The Terra Firma bottling operation is at capacity, said Casadei, who believes the milkman is back for good.
“Amazon and Walmart have trained people to expect things to be delivered to their door,” she said. “The more we do it, the more normal it becomes.”
At first, Terra Firma made once-a-week deliveries to 30 customers. It now delivers to between 500 and 1,000 households a month.
Casadei said people’s eagerness to stay out of crowded grocery stores is a big reason for the robust response. It’s also why she’s endeavoring to add more and more products from partners in an effort to provide “one-stop shopping.” Recently, she signed up for 60 cases of Girl Scout cookies.
“We’ll deliver them,” she said.
Supporting local businesses
In Connecticut, 90 licensed dairy farms maintain 19,000 milking cows, according to the state Department of Agriculture. Prior to the pandemic, just two — Smyth's Trinity Farm in Enfield and The Modern Milkman in Ellington — provided home milk delivery. The Modern Milkman, launched in 2019, serves 3,000 customers in 15 towns while partnering with more than a dozen local vendors to provide fresh, local products.
Since COVID-19 broke out in 2020, four more farms have introduced home delivery service. In addition to Hyde’s and Terra Firma Farm, they are the Farm to Table Market at Elm Farm in Woodstock and Mountain Dairy in Storrs, which delivers as far south as Colchester, Franklin and Norwich.
At least a half-dozen other dairy farms in New London County sell their milk on site.
“People will pay for the convenience (of home-delivered milk),” Bryan Hurlburt, commissioner of the state Department of Agriculture said, noting he has milk delivered to his own porch. “They like the ambiance of it.”
Hurlburt said another factor in the milkman’s resurgence is people's recognition of the importance of supporting small businesses, particularly those hurt worst by the pandemic, as many dairies were.
“At the outset of the pandemic, we saw people turning back to the community,” he said. “We saw a lot of people going to farmers markets, pick-your-own operations. They were worried about the milk supply at grocery stores, too.

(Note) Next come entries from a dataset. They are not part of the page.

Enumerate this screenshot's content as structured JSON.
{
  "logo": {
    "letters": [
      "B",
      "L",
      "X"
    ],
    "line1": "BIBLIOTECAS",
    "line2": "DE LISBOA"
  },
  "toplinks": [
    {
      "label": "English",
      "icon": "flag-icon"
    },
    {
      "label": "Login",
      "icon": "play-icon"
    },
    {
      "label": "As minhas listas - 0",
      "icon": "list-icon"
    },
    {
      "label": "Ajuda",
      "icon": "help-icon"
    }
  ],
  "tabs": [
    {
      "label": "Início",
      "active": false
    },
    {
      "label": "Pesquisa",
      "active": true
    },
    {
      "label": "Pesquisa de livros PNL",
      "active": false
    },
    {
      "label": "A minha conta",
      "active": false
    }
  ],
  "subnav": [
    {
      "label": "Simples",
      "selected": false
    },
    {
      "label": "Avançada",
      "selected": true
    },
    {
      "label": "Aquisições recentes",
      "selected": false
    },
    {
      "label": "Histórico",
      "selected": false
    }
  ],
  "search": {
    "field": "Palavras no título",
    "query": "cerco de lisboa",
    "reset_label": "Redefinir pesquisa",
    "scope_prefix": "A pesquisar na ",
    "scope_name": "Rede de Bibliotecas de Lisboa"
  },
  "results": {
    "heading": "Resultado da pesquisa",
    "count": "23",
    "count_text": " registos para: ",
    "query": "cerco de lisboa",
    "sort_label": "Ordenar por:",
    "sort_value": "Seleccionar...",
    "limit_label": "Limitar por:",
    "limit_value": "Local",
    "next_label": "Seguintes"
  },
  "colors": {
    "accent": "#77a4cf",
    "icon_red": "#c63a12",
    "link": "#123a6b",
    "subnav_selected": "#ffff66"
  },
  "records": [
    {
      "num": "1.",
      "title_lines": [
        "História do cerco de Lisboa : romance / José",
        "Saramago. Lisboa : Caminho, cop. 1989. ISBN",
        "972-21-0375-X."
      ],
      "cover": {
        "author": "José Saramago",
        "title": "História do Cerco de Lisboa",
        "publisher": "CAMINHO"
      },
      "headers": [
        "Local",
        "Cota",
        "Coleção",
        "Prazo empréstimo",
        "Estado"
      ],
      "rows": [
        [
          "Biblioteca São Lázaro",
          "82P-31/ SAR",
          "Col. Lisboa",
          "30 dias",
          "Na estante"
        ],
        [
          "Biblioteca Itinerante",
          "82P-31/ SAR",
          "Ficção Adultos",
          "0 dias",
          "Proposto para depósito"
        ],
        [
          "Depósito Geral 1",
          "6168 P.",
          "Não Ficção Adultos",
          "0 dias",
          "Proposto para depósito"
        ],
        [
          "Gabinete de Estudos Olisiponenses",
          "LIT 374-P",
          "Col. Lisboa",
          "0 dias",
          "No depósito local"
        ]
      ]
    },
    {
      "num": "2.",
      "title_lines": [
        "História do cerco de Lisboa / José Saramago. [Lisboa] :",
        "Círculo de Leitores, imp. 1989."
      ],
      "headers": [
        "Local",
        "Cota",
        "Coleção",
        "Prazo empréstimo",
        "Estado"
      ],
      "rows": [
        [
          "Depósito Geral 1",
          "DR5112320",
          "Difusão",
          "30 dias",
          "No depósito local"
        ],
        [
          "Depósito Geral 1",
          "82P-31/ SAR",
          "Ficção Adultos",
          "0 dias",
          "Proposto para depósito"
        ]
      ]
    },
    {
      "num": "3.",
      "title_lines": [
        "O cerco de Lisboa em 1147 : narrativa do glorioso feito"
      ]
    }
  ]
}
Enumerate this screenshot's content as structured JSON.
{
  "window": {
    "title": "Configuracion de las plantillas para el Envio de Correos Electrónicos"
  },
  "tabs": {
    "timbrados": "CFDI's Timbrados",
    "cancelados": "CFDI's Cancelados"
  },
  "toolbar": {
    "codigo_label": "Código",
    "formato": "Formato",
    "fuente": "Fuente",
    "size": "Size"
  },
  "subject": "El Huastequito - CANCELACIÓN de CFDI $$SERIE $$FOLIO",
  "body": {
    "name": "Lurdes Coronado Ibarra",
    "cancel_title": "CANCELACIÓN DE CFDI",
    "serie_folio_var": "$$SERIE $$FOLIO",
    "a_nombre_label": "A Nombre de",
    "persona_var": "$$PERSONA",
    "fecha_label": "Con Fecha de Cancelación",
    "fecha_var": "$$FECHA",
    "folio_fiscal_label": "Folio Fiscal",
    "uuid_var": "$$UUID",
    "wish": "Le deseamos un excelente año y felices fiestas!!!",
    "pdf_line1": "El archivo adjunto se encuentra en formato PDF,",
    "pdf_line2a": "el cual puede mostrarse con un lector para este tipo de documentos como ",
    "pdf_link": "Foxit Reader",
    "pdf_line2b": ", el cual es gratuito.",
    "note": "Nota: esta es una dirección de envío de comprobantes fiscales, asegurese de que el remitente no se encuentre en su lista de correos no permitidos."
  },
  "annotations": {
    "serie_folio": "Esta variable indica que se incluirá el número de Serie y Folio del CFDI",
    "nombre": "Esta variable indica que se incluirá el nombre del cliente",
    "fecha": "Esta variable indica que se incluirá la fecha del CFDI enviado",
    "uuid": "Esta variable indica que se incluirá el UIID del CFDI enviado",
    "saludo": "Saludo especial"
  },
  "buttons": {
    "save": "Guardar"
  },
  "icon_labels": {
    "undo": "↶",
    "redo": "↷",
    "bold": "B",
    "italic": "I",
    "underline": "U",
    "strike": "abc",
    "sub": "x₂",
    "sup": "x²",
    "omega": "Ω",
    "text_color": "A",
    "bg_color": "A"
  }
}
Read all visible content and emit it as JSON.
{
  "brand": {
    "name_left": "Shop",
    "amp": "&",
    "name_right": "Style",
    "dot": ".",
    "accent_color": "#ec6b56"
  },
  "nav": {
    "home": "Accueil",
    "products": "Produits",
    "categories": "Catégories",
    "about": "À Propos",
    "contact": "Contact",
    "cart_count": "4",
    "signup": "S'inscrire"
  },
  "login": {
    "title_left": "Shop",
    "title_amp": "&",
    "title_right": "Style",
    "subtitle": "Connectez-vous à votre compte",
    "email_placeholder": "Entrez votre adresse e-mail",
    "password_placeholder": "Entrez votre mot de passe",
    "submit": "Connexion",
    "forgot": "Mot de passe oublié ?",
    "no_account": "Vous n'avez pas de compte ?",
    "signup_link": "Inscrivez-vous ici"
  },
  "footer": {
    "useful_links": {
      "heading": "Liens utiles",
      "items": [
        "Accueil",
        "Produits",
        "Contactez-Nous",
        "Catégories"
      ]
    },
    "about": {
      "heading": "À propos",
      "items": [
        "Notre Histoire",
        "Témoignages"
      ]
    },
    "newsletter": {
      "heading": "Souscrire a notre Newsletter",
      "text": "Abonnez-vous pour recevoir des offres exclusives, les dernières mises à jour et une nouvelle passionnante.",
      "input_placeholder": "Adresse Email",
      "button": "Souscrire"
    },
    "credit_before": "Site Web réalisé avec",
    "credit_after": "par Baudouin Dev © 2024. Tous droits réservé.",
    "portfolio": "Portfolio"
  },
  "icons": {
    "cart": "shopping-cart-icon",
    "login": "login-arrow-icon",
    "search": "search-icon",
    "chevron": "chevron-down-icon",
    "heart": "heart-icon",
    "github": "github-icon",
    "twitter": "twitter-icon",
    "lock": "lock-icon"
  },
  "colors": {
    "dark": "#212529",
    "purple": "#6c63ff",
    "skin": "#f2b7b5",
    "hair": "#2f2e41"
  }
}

Some of our local farms saw a market for home delivery and decided to try something new.”
He added that consumers are confident about milk’s safety, given that no special processing is required to ensure milk is free of the coronavirus.
“I know of no report of a cow being infected,” he said.